Skip to main content

Sampling in research

This page outlines key information around sampling methods in both quantitative and qualitative research.


Including a succinct justification for your chosen sample size is important for the Research Ethics Committee to understand that a credible plan is in place, and importantly that participant involvement is required. A detailed academic defence of your approach is not necessary. You may wish to read this paper to find out more.

In research, a sample is a group of people, items or objects taken from a larger population.

There are two major types of sampling, that is, the process and method of selecting your sample: probabilistic and non-probabilistic.

Probabilistic sampling

Probabilistic sampling refers to any sampling method which involves researchers using some form of random selection of items or individuals, rather than deliberate choice. Examples of probabilistic sampling include random sampling, stratified sampling, and cluster sampling.

Non-probabilistic sampling

Non-probabilistic sampling methods involve researchers deliberately choosing or selecting items or individuals for the sample, based on specific criteria and/or the specific research objectives. Examples of non-probabilistic sampling include convenience sampling, purposive sampling, and snowball sampling.

Quantitative research

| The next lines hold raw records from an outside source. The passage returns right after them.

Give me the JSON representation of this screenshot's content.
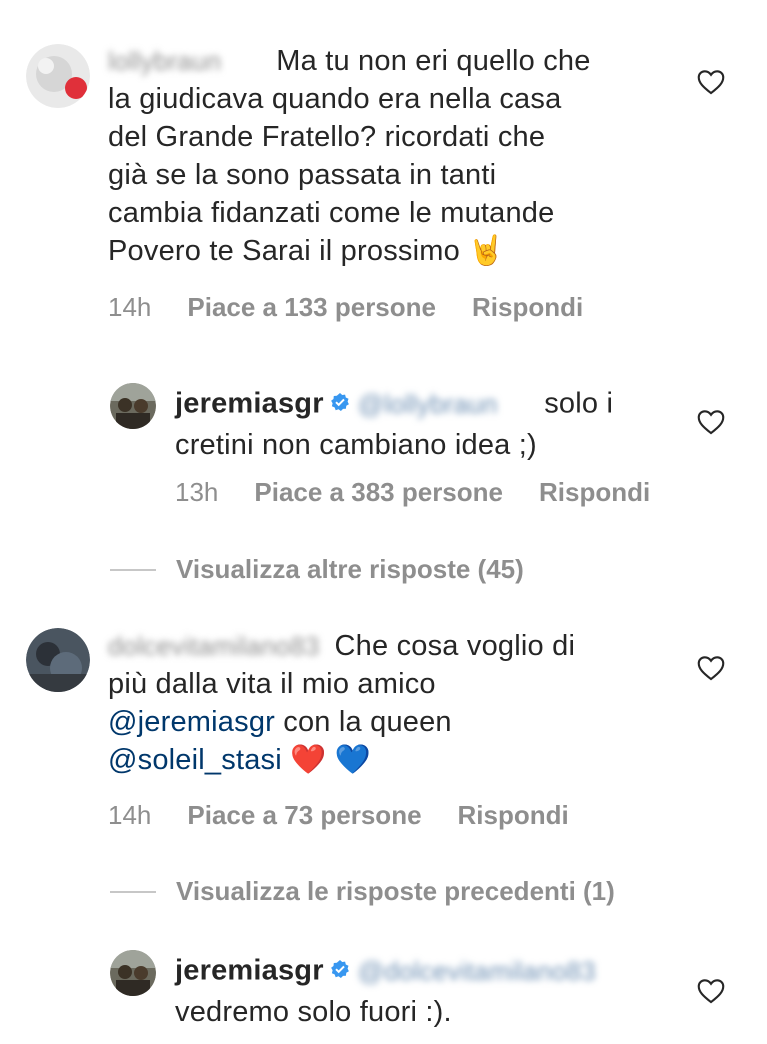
{
  "comments": [
    {
      "username": "lollybraun",
      "text": "Ma tu non eri quello che la giudicava quando era nella casa del Grande Fratello? ricordati che già se la sono passata in tanti cambia fidanzati come le mutande Povero te Sarai il prossimo",
      "line1": "Ma tu non eri quello che",
      "line2": "la giudicava quando era nella casa",
      "line3": "del Grande Fratello? ricordati che",
      "line4": "già se la sono passata in tanti",
      "line5": "cambia fidanzati come le mutande",
      "line6": "Povero te Sarai il prossimo",
      "emoji": "🤘",
      "time": "14h",
      "likes": "Piace a 133 persone",
      "reply": "Rispondi"
    },
    {
      "username": "jeremiasgr",
      "mention": "@lollybraun",
      "line1": "solo i",
      "line2": "cretini non cambiano idea ;)",
      "time": "13h",
      "likes": "Piace a 383 persone",
      "reply": "Rispondi"
    },
    {
      "username": "dolcevitamilano83",
      "line1": "Che cosa voglio di",
      "line2": "più dalla vita il mio amico",
      "mention1": "@jeremiasgr",
      "line3": "con la queen",
      "mention2": "@soleil_stasi",
      "emoji1": "❤️",
      "emoji2": "💙",
      "time": "14h",
      "likes": "Piace a 73 persone",
      "reply": "Rispondi"
    },
    {
      "username": "jeremiasgr",
      "mention": "@dolcevitamilano83",
      "line1": "vedremo solo fuori :)."
    }
  ],
  "view_more_1": "Visualizza altre risposte (45)",
  "view_more_2": "Visualizza le risposte precedenti (1)",
  "icons": {
    "like": "heart-icon",
    "verified": "verified-badge-icon"
  },
  "colors": {
    "text": "#262626",
    "meta": "#8e8e8e",
    "mention": "#00376b",
    "verified": "#3897f0"
  }
}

In quantitative research protocols, the rationale for your sample size should be explained. If appropriate, you should also explain whether you have conducted a formal sample size calculation. This information should be included in your ethics application.

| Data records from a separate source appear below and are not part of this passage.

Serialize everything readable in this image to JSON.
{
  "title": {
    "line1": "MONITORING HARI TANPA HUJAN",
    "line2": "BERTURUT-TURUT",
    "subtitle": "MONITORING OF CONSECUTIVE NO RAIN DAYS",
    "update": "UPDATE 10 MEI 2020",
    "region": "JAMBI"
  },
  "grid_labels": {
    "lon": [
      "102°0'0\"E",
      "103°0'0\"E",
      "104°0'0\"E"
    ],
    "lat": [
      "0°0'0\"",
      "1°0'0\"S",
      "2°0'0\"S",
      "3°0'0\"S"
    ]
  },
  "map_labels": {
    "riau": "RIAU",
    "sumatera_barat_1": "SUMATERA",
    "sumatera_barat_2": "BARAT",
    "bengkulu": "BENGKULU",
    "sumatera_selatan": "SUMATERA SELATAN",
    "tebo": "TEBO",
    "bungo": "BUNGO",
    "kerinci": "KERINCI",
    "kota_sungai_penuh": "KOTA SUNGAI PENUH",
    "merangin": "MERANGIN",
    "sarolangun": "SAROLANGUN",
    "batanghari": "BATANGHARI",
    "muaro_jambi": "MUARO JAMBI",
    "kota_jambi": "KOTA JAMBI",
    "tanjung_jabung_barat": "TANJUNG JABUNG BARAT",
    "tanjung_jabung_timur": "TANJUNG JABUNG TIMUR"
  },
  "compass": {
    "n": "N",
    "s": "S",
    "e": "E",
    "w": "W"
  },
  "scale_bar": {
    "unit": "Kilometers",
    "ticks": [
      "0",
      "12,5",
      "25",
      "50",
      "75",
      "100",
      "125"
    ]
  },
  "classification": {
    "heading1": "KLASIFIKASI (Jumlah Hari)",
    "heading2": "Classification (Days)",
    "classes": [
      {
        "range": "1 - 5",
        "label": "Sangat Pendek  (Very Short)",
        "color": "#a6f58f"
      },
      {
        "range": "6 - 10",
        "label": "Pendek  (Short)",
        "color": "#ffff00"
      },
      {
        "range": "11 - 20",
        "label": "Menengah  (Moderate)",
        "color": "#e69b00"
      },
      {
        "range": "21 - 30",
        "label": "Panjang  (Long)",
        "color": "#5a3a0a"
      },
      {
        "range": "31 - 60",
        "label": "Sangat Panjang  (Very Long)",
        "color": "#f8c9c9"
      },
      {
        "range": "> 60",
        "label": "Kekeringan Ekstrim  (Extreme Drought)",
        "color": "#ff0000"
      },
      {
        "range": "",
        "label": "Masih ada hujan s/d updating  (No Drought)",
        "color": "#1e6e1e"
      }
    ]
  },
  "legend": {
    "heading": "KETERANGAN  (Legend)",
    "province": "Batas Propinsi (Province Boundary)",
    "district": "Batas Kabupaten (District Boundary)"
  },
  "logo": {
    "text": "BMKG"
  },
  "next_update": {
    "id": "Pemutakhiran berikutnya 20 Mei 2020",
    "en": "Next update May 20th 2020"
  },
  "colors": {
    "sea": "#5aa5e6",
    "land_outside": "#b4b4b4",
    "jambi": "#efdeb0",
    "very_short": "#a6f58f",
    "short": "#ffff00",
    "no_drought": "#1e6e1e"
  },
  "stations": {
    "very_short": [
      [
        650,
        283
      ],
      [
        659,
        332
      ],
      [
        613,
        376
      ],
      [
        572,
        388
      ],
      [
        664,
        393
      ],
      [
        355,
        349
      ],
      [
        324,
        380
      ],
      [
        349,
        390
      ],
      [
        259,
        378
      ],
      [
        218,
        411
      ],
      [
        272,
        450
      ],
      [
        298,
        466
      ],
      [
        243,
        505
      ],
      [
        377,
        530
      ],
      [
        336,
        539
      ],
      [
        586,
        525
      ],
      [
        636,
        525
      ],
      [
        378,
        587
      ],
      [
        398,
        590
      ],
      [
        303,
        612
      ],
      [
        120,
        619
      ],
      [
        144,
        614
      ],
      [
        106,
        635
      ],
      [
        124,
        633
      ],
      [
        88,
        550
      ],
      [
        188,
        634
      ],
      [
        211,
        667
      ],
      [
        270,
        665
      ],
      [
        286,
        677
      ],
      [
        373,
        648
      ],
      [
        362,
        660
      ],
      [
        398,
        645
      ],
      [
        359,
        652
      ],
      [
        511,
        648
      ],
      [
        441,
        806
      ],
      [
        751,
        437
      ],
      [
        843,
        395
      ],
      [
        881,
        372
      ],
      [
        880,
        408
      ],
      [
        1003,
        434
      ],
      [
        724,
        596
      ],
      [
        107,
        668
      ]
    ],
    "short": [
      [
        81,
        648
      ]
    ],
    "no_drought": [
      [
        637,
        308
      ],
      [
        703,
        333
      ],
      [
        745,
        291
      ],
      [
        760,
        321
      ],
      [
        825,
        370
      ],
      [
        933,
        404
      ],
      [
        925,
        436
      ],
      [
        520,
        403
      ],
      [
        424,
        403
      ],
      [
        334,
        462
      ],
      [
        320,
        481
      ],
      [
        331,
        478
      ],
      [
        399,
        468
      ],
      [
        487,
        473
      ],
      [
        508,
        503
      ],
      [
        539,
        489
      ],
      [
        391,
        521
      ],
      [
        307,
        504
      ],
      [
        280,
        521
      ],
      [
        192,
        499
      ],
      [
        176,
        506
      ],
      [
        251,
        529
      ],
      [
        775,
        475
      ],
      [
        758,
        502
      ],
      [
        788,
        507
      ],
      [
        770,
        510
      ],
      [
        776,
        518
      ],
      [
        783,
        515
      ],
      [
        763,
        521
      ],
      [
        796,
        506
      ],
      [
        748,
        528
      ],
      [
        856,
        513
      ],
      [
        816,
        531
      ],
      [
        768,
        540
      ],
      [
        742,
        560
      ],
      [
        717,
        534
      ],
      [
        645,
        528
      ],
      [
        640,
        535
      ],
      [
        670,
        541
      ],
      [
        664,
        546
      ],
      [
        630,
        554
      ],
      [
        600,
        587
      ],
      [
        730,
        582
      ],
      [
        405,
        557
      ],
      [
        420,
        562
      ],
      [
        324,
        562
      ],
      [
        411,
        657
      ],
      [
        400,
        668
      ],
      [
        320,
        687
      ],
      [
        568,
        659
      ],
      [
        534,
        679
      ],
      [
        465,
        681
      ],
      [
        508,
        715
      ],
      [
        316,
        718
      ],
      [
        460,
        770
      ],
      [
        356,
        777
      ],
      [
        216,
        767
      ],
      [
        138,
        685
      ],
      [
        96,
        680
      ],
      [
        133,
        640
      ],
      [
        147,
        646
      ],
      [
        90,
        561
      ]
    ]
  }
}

Quantitative sample size calculations should demonstrate exactly what statistical test the calculation is powered for (usually relating to the primary hypothesis/research questions), power, alpha, and effect size.

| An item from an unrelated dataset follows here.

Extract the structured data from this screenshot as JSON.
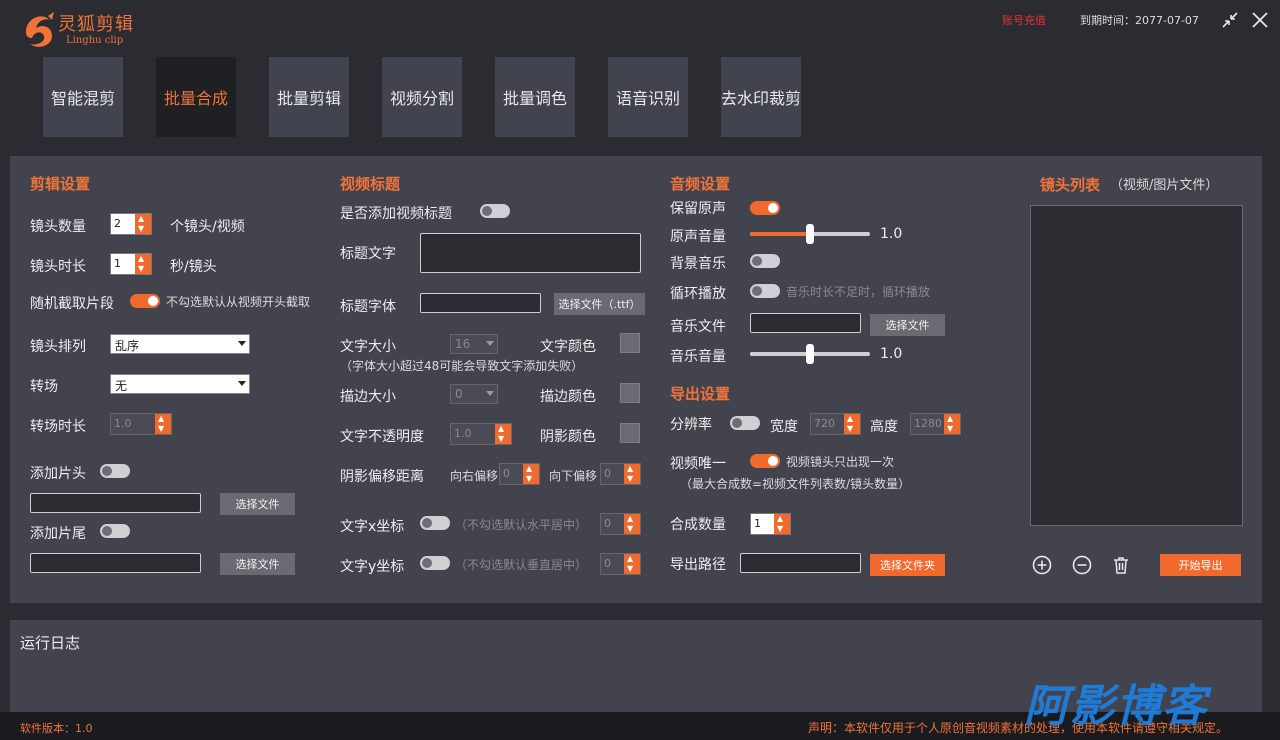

Qualitative research

Sample size in qualitative research is very different from quantitative research – there are no power calculations. However, it is important to justify your sample size as part of planning your research and to be transparent when you are reporting the results of the study. Good practice is to justify your sample size with reference to your particular study rather than citing an external norm.

Further information

  • Further information about sampling strategies can be found here
  • Further information on sample size calculations can be found here - Sage Research Methods provide various resources which can be accessed via your University of Bath login.
  • Information about sampling for survey research can be found here
  • For further information and guidance on sample size in qualitative research springer and sage journals

Find out more about research integrity and ethics

click here